While this can be done in Styled Components using global styles, I decided to use regular css for this since I'm used it it and it makes it easier to move away from Styled Components, should the need arise. My usual approach is to separate concerns by creating several css files and importing them into a master file.

Here's what I normally create:

normalize.css

This is just a regular normalize css file. I import this first to get everything to standard level for cross-browser behavior.

variables.css

This holds all my custom properties for colors and font sizes.

/* src/styles/variables.css */

/* Colors */
:root {
  --white: #fff;
  --black: #000;
  --light: #f7f7f7;
  --dark: #252627;
  --dark-grey: #414141;
  --grey: #333;
  --light-grey: #e4e6eb;
  --pink: #e865a7;
  --yellow: #ffff00;
  --blue: #33d0ff;
  --green: #d8ffc1;
  --orange: #d80000;
}

/* Sizes */
:root {
  --page-width: 1170px;
  --text-width: 600px;
  --font-size-4xl: 3.052rem;
  --font-size-3xl: 2.441rem;
  --font-size-2xl: 1.953rem;
  --font-size-xl: 1.563rem;
  --font-size-l: 1.25rem;
  --font-size-m: 1rem;
  --font-size-s: 0.8rem;
  --font-size-xs: 0.64rem;
  --font-size-2xs: 0.512rem;
}

theming.css

These use the variables to create specific themes that we can apply through the project.

/* src/styles/theming.css */

:root {
  --primary: var(--pink);
  --secondary: var(--blue);
  --text-color: var(--white);
}

typography.css

As the name implies, this sets our typography rules.

/* src/styles/typography.css */

body {
  font-family: -apple-system, BlinkMacSystemFont, 'Segoe UI', Roboto, Oxygen,
    Ubuntu, Cantarell, 'Open Sans', 'Helvetica Neue', sans-serif;
  font-weight: 400;
  line-height: 1.5;
}

p {
  margin-bottom: 1.5rem;
  line-height: 1.625;
}

h1,
h2,
h3,
h4,
h5,
h6 {
  margin: 0;
  margin-top: 1rem;
  margin-bottom: 1rem;
  line-height: 1.5;
  font-weight: 400;
}

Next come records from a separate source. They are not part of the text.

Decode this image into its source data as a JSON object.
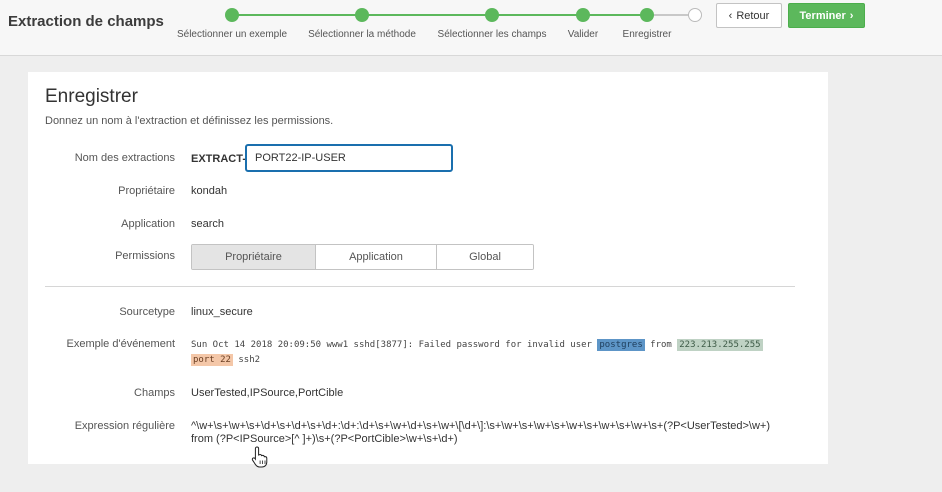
{
  "header": {
    "title": "Extraction de champs",
    "back_label": "Retour",
    "finish_label": "Terminer",
    "back_icon": "chevron-left-icon",
    "finish_icon": "chevron-right-icon"
  },
  "wizard": {
    "steps": [
      {
        "label": "Sélectionner un exemple",
        "status": "done"
      },
      {
        "label": "Sélectionner la méthode",
        "status": "done"
      },
      {
        "label": "Sélectionner les champs",
        "status": "done"
      },
      {
        "label": "Valider",
        "status": "done"
      },
      {
        "label": "Enregistrer",
        "status": "current"
      },
      {
        "label": "",
        "status": "pending"
      }
    ]
  },
  "form": {
    "title": "Enregistrer",
    "subtitle": "Donnez un nom à l'extraction et définissez les permissions.",
    "name_label": "Nom des extractions",
    "name_prefix": "EXTRACT-",
    "name_value": "PORT22-IP-USER",
    "owner_label": "Propriétaire",
    "owner_value": "kondah",
    "app_label": "Application",
    "app_value": "search",
    "permissions_label": "Permissions",
    "permissions_options": [
      "Propriétaire",
      "Application",
      "Global"
    ],
    "permissions_selected": "Propriétaire",
    "sourcetype_label": "Sourcetype",
    "sourcetype_value": "linux_secure",
    "event_label": "Exemple d'événement",
    "event": {
      "pre": "Sun Oct 14 2018 20:09:50 www1 sshd[3877]: Failed password for invalid user ",
      "user": "postgres",
      "mid": " from ",
      "ip": "223.213.255.255",
      "port": "port 22",
      "post": " ssh2"
    },
    "fields_label": "Champs",
    "fields_value": "UserTested,IPSource,PortCible",
    "regex_label": "Expression régulière",
    "regex_line1": "^\\w+\\s+\\w+\\s+\\d+\\s+\\d+\\s+\\d+:\\d+:\\d+\\s+\\w+\\d+\\s+\\w+\\[\\d+\\]:\\s+\\w+\\s+\\w+\\s+\\w+\\s+\\w+\\s+\\w+\\s+(?P<UserTested>\\w+)",
    "regex_line2": "from (?P<IPSource>[^ ]+)\\s+(?P<PortCible>\\w+\\s+\\d+)"
  },
  "colors": {
    "accent_green": "#5cb85c",
    "focus_blue": "#1a6fae",
    "user_highlight": "#5d95c7",
    "ip_highlight": "#bfd2c4",
    "port_highlight": "#f4c7a8"
  }
}
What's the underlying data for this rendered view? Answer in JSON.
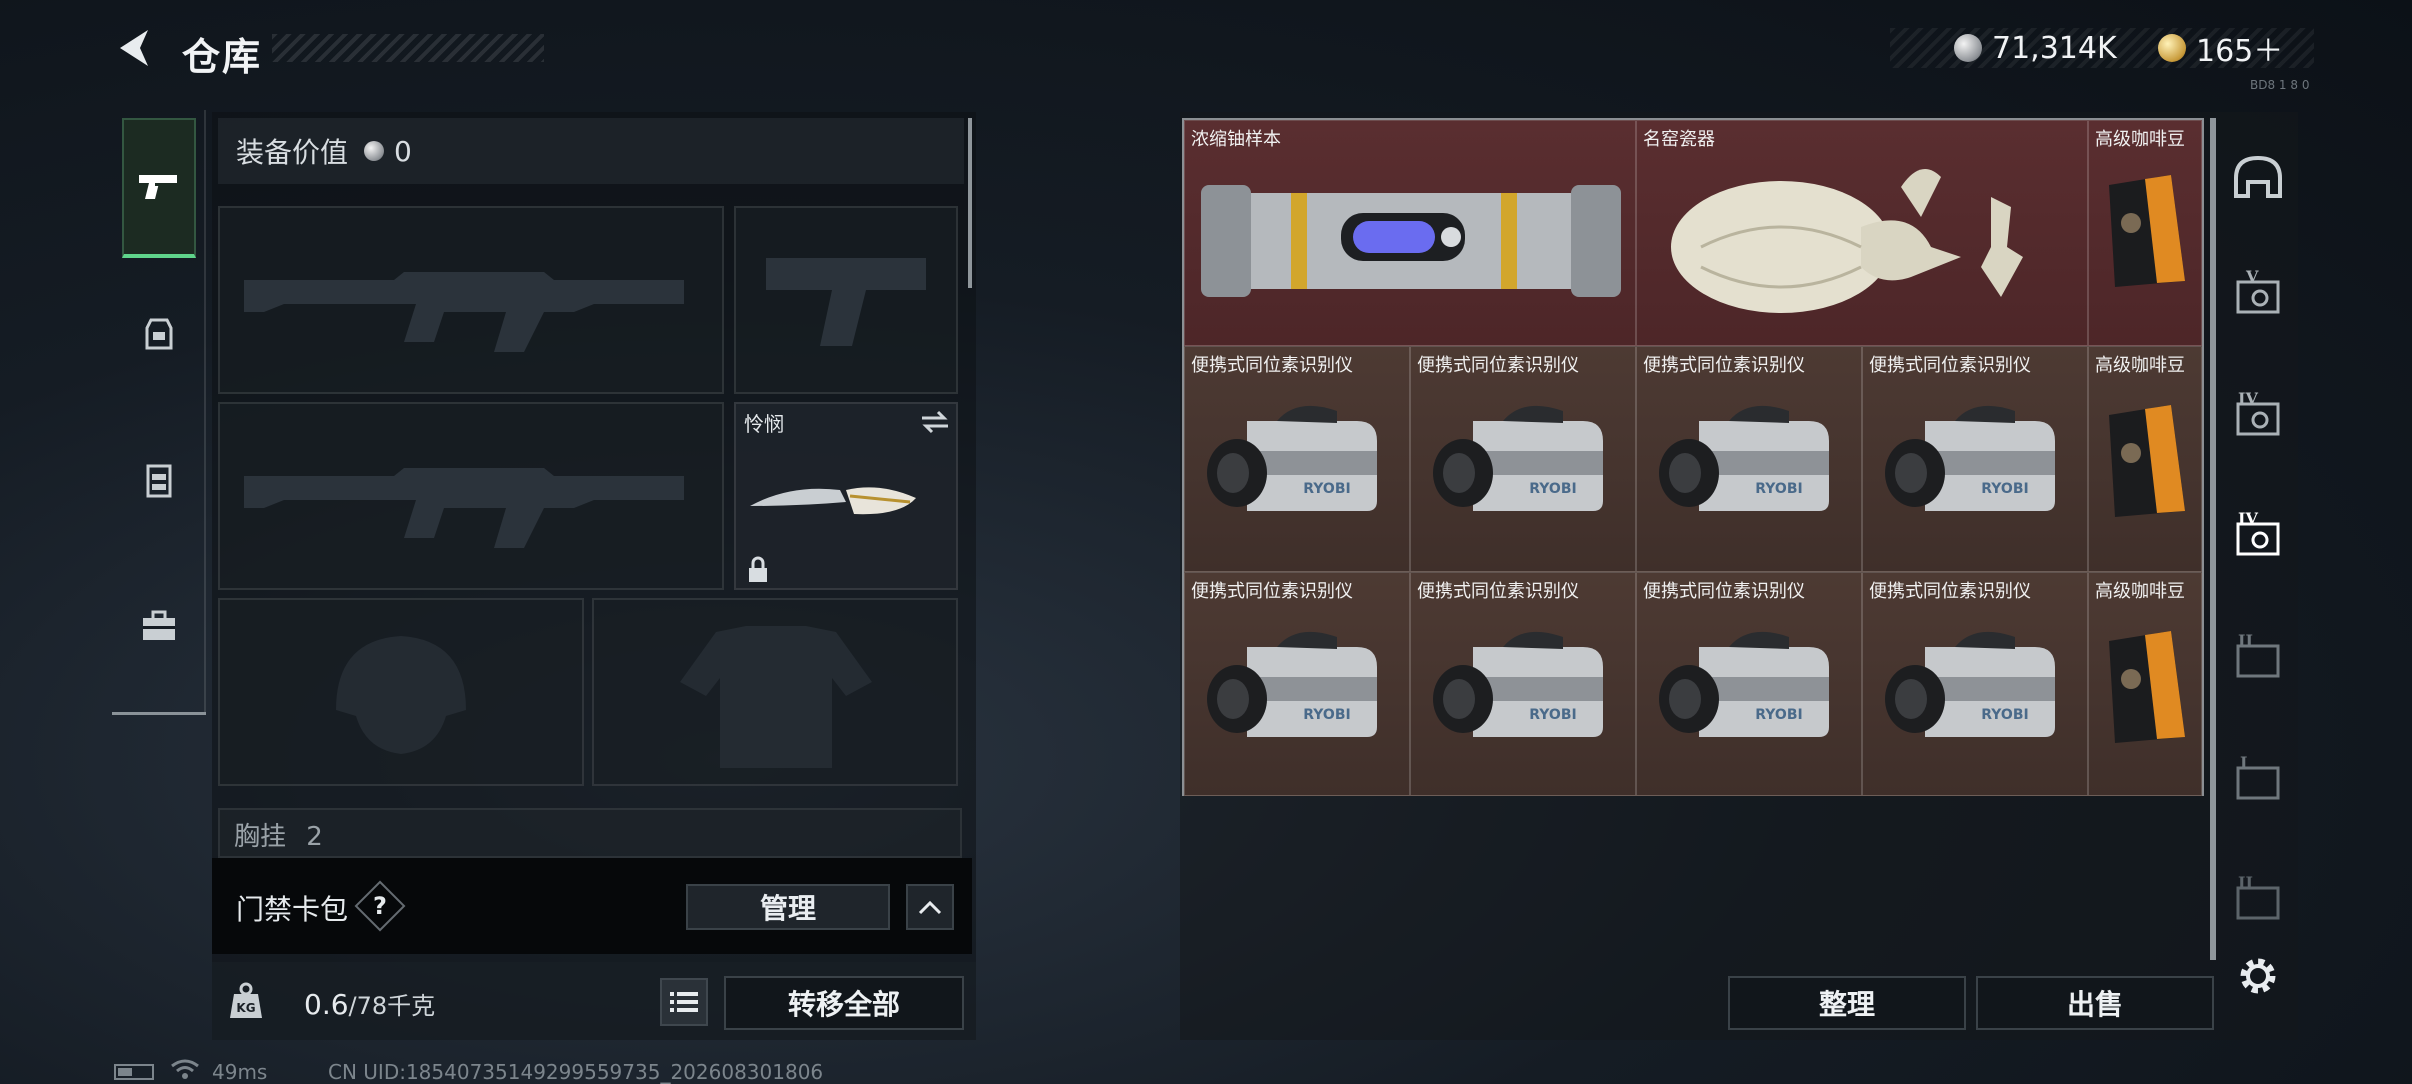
{
  "header": {
    "title": "仓库",
    "currency_silver": "71,314K",
    "currency_gold": "165＋",
    "corner_tag": "BD8 1 8 0"
  },
  "tabs": [
    {
      "name": "weapon-tab",
      "icon": "pistol-icon",
      "active": true
    },
    {
      "name": "gear-tab",
      "icon": "backpack-icon",
      "active": false
    },
    {
      "name": "vest-tab",
      "icon": "chest-rig-icon",
      "active": false
    },
    {
      "name": "medkit-tab",
      "icon": "toolbox-icon",
      "active": false
    }
  ],
  "equipment": {
    "value_label": "装备价值",
    "value": "0",
    "melee_label": "怜悯",
    "chest_label": "胸挂",
    "chest_value": "2"
  },
  "card_pack": {
    "label": "门禁卡包",
    "help": "?",
    "manage": "管理"
  },
  "weight": {
    "current": "0.6",
    "max": "/78千克",
    "transfer_all": "转移全部"
  },
  "inventory": {
    "items": {
      "uranium": "浓缩铀样本",
      "porcelain": "名窑瓷器",
      "coffee": "高级咖啡豆",
      "isotope": "便携式同位素识别仪"
    },
    "sort": "整理",
    "sell": "出售"
  },
  "categories": [
    "helmet-icon",
    "case-v-icon",
    "case-iv-icon",
    "case-iv-active-icon",
    "case-ii-icon",
    "case-i-icon",
    "case-ii-small-icon"
  ],
  "status": {
    "ping": "49ms",
    "uid": "CN UID:18540735149299559735_202608301806"
  },
  "colors": {
    "accent_green": "#5fd48b",
    "legendary_red": "#5a2e30",
    "epic_brown": "#4d3a33"
  }
}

h1,
.h1 {
  font-size: var(--font-size-4xl);
}
h2,
.h2 {
  font-size: var(--font-size-3xl);
}
h3,
.h3 {
  font-size: var(--font-size-2xl);
}
h4,
.h4 {
  font-size: var(--font-size-xl);
}
h5,
.h5 {
  font-size: var(--font-size-l);
  font-weight: 600;
}
h6,
.h6 {
  font-size: var(--font-size-m);
  font-weight: 600;
}

.post > h1 {
  font-size: var(--font-size-3xl);
}
.post > h2 {
  font-size: var(--font-size-xl);
  margin-top: 3rem;
}
.post > h3 {
  font-size: var(--font-size-l);
  margin-top: 1.5rem;
}
.post > h4 {
  font-size: var(--font-size-m);
  margin-top: 1rem;
}
.post > p {
  margin: 0;
  margin-bottom: 1.25rem;
  font-size: 1.15rem;
}

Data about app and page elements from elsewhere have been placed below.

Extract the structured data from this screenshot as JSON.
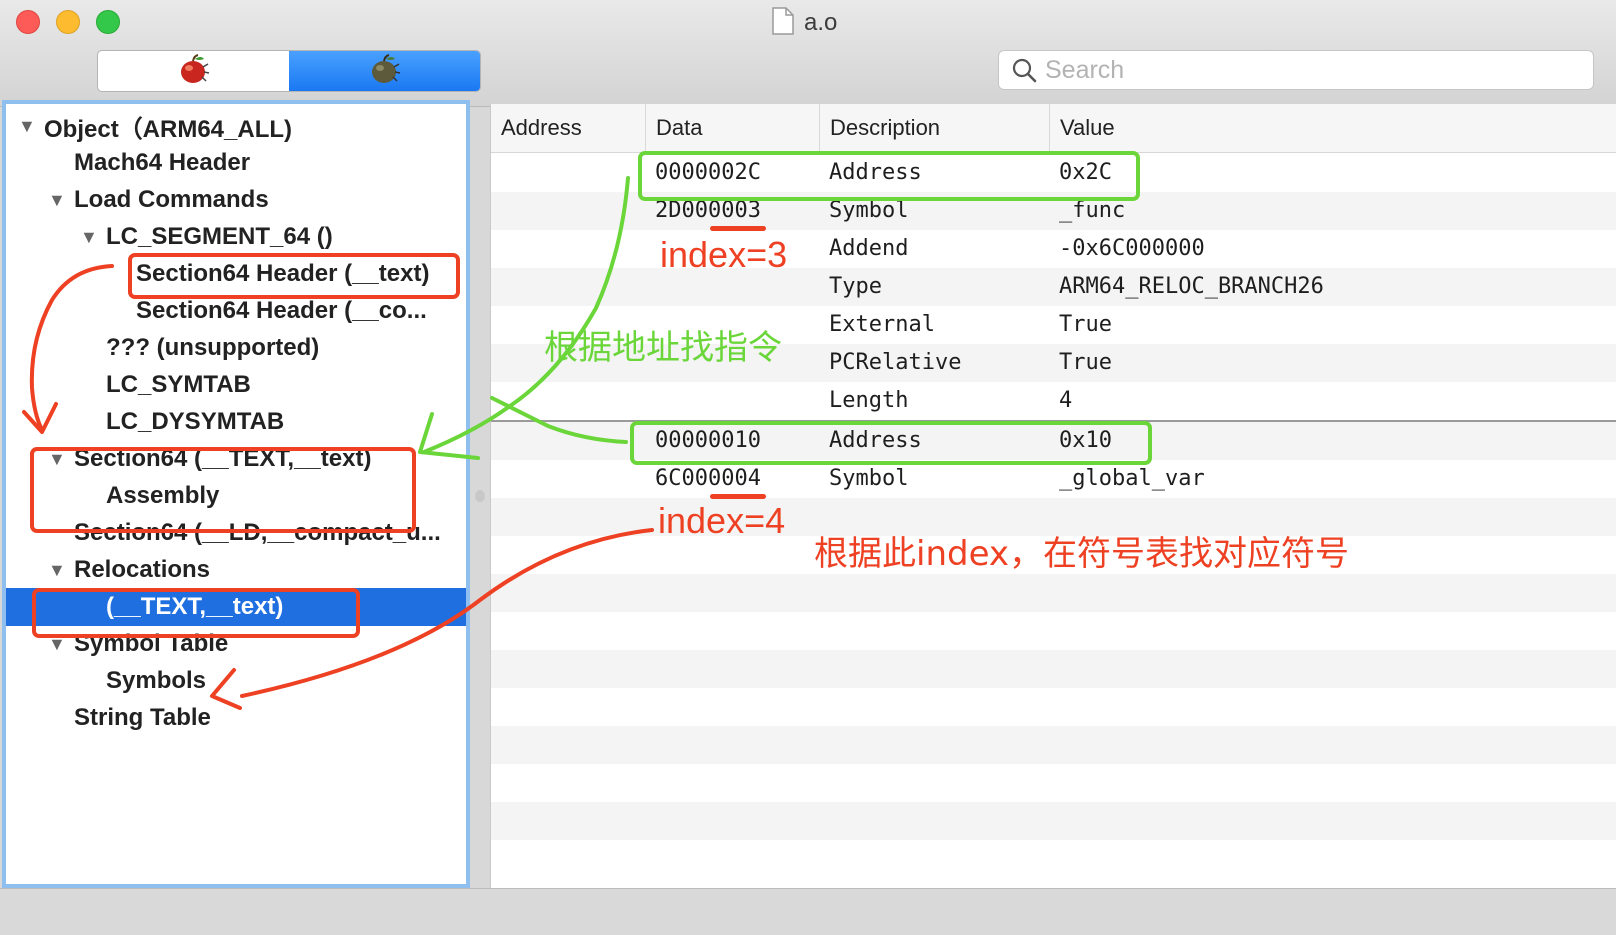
{
  "window": {
    "title": "a.o"
  },
  "toolbar": {
    "search": {
      "placeholder": "Search",
      "value": ""
    }
  },
  "tree": [
    {
      "label": "Object（ARM64_ALL)",
      "expanded": true
    },
    {
      "label": "Mach64 Header"
    },
    {
      "label": "Load Commands",
      "expanded": true
    },
    {
      "label": "LC_SEGMENT_64 ()",
      "expanded": true
    },
    {
      "label": "Section64 Header (__text)"
    },
    {
      "label": "Section64 Header (__co..."
    },
    {
      "label": "??? (unsupported)"
    },
    {
      "label": "LC_SYMTAB"
    },
    {
      "label": "LC_DYSYMTAB"
    },
    {
      "label": "Section64 (__TEXT,__text)",
      "expanded": true
    },
    {
      "label": "Assembly"
    },
    {
      "label": "Section64 (__LD,__compact_u..."
    },
    {
      "label": "Relocations",
      "expanded": true
    },
    {
      "label": "(__TEXT,__text)",
      "selected": true
    },
    {
      "label": "Symbol Table",
      "expanded": true
    },
    {
      "label": "Symbols"
    },
    {
      "label": "String Table"
    }
  ],
  "table": {
    "columns": [
      "Address",
      "Data",
      "Description",
      "Value"
    ],
    "rows": [
      {
        "data": "0000002C",
        "description": "Address",
        "value": "0x2C"
      },
      {
        "data": "2D000003",
        "description": "Symbol",
        "value": "_func"
      },
      {
        "data": "",
        "description": "Addend",
        "value": "-0x6C000000"
      },
      {
        "data": "",
        "description": "Type",
        "value": "ARM64_RELOC_BRANCH26"
      },
      {
        "data": "",
        "description": "External",
        "value": "True"
      },
      {
        "data": "",
        "description": "PCRelative",
        "value": "True"
      },
      {
        "data": "",
        "description": "Length",
        "value": "4"
      },
      {
        "data": "00000010",
        "description": "Address",
        "value": "0x10"
      },
      {
        "data": "6C000004",
        "description": "Symbol",
        "value": "_global_var"
      }
    ]
  },
  "annotations": {
    "index3": "index=3",
    "index4": "index=4",
    "find_instruction": "根据地址找指令",
    "find_symbol": "根据此index，在符号表找对应符号"
  },
  "colors": {
    "annotation_red": "#ee4022",
    "annotation_green": "#6bd63a",
    "selection": "#1f6fe0"
  },
  "icons": [
    "file-icon",
    "apple-icon",
    "search-icon",
    "disclosure-triangle-icon"
  ]
}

global.css

This sets any global rules that we need.

/* src/styles/global.css */

nothing here yet

master.css

Here I just pull in all of the previous files (order matters) and import this into my Gatsby layout file.

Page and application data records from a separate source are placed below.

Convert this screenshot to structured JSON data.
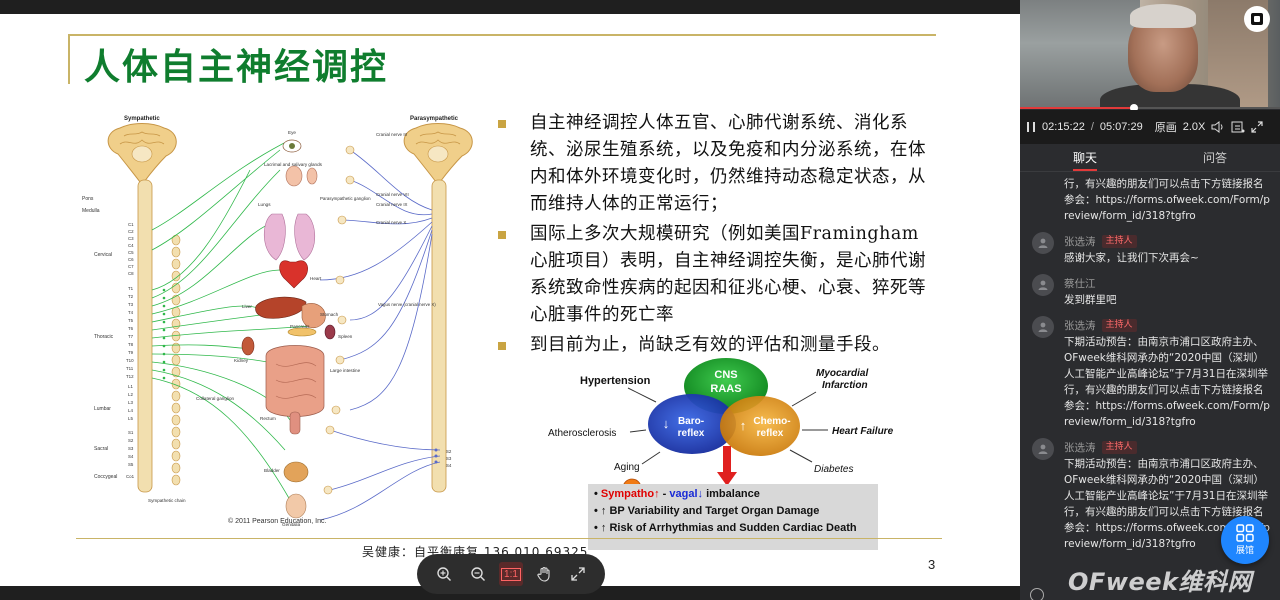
{
  "slide": {
    "title": "人体自主神经调控",
    "bullets": [
      "自主神经调控人体五官、心肺代谢系统、消化系统、泌尿生殖系统，以及免疫和内分泌系统，在体内和体外环境变化时，仍然维持动态稳定状态，从而维持人体的正常运行；",
      "国际上多次大规模研究（例如美国Framingham心脏项目）表明，自主神经调控失衡，是心肺代谢系统致命性疾病的起因和征兆心梗、心衰、猝死等心脏事件的死亡率",
      "到目前为止，尚缺乏有效的评估和测量手段。"
    ],
    "footer": "吴健康：自平衡康复 136 010 69325",
    "page_number": "3",
    "diagram": {
      "sympathetic_label": "Sympathetic",
      "parasympathetic_label": "Parasympathetic",
      "left_labels": [
        "Pons",
        "Medulla",
        "Cervical",
        "Thoracic",
        "Lumbar",
        "Sacral",
        "Coccygeal"
      ],
      "spinal_segments": [
        "C1",
        "C2",
        "C3",
        "C4",
        "C5",
        "C6",
        "C7",
        "C8",
        "T1",
        "T2",
        "T3",
        "T4",
        "T5",
        "T6",
        "T7",
        "T8",
        "T9",
        "T10",
        "T11",
        "T12",
        "L1",
        "L2",
        "L3",
        "L4",
        "L5",
        "S1",
        "S2",
        "S3",
        "S4",
        "S5",
        "Co1"
      ],
      "organ_labels": [
        "Eye",
        "Lacrimal and salivary glands",
        "Lungs",
        "Heart",
        "Liver",
        "Stomach",
        "Pancreas",
        "Spleen",
        "Kidney",
        "Large intestine",
        "Collateral ganglion",
        "Rectum",
        "Bladder",
        "Genitalia",
        "Sympathetic chain"
      ],
      "cranial_labels": [
        "Cranial nerve III",
        "Parasympathetic ganglion",
        "Cranial nerve VII",
        "Cranial nerve IX",
        "Cranial nerve X",
        "Vagus nerve (cranial nerve X)",
        "S2",
        "S3",
        "S4"
      ],
      "copyright": "© 2011 Pearson Education, Inc."
    },
    "venn": {
      "hypertension": "Hypertension",
      "myocardial": "Myocardial",
      "infarction": "Infarction",
      "cns": "CNS",
      "raas": "RAAS",
      "baro_1": "Baro-",
      "baro_2": "reflex",
      "chemo_1": "Chemo-",
      "chemo_2": "reflex",
      "atherosclerosis": "Atherosclerosis",
      "heart_failure": "Heart Failure",
      "aging": "Aging",
      "diabetes": "Diabetes",
      "line1_sympatho": "Sympatho↑",
      "line1_dash": " - ",
      "line1_vagal": "vagal↓",
      "line1_rest": " imbalance",
      "line2": "↑ BP Variability and Target Organ Damage",
      "line3": "↑ Risk of Arrhythmias and Sudden Cardiac Death",
      "colors": {
        "green": "#1a9e2e",
        "blue": "#1b3fbf",
        "orange": "#e59410",
        "arrow": "#e0201f"
      }
    }
  },
  "toolbar": {
    "items": [
      "zoom-in-icon",
      "zoom-out-icon",
      "actual-size-icon",
      "hand-icon",
      "fullscreen-icon"
    ],
    "actual_size_label": "1:1"
  },
  "player": {
    "current_time": "02:15:22",
    "separator": "/",
    "total_time": "05:07:29",
    "quality": "原画",
    "speed": "2.0X",
    "progress_fraction": 0.44
  },
  "tabs": [
    "聊天",
    "问答"
  ],
  "chat": {
    "first_text": "行，有兴趣的朋友们可以点击下方链接报名参会：https://forms.ofweek.com/Form/preview/form_id/318?tgfro",
    "messages": [
      {
        "name": "张选涛",
        "badge": "主持人",
        "text": "感谢大家，让我们下次再会~"
      },
      {
        "name": "蔡仕江",
        "badge": "",
        "text": "发到群里吧"
      },
      {
        "name": "张选涛",
        "badge": "主持人",
        "text": "下期活动预告：由南京市浦口区政府主办、OFweek维科网承办的“2020中国（深圳）人工智能产业高峰论坛”于7月31日在深圳举行，有兴趣的朋友们可以点击下方链接报名参会：https://forms.ofweek.com/Form/preview/form_id/318?tgfro"
      },
      {
        "name": "张选涛",
        "badge": "主持人",
        "text": "下期活动预告：由南京市浦口区政府主办、OFweek维科网承办的“2020中国（深圳）人工智能产业高峰论坛”于7月31日在深圳举行，有兴趣的朋友们可以点击下方链接报名参会：https://forms.ofweek.com/Form/preview/form_id/318?tgfro"
      }
    ]
  },
  "exhibit_label": "展馆",
  "watermark": "OFweek维科网",
  "accent": "#e23a3a"
}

/* src/styles/master.css */

@import './normalize.css';
@import './variables.css';
@import './mixins.css';
@import './typography.css';
@import './global.css';

Bringing it all together

Now whenever I create individual components, I can use css custom properties to easily change colors sizes, etc. For instance, this is my basic Container.tsx component.

// src/components/styled/Container.tsx

import styled from 'styled-components';

enum WidthValues {
  'fluid',
  'page',
  'text',
}

enum AlignValues {
  'left',
  'center',
  'right',
}

interface Props {
  width?: keyof typeof WidthValues;
  align?: keyof typeof AlignValues;
}

const makeWidth = (width: keyof typeof WidthValues) => {
  if (width === 'text') {
    return 'var(--text-width)';
  }
  if (width === 'page') {
    return 'var(--page-width)';
  }
  return '100%';
};

const makeAlign = (align: keyof typeof AlignValues) => {
  if (align === 'center') {
    return '0 auto';
  }
  if (align === 'right') {
    return '0 auto';
  }
  return '';
};

export const Container = styled.div`
  padding: 0 1rem;
  max-width: ${({ width }: Props) => makeWidth(width)};
  margin: ${({ align }: Props) => makeAlign(align)};
`;

Here is how I would use this container:

// src/pages/index.tsx

<Container width='text' align='center'>
  ...
</Container>

Conclusion

Because I'm using Typescript, everything is typed and I get nice autocomplete within VSCode. We'll see how it all works out, but I'm pretty happy with the approach right now.

Share this

You think I got something wrong or missed the point entirely? You're probably right. Hit me up on Twitter and let me know.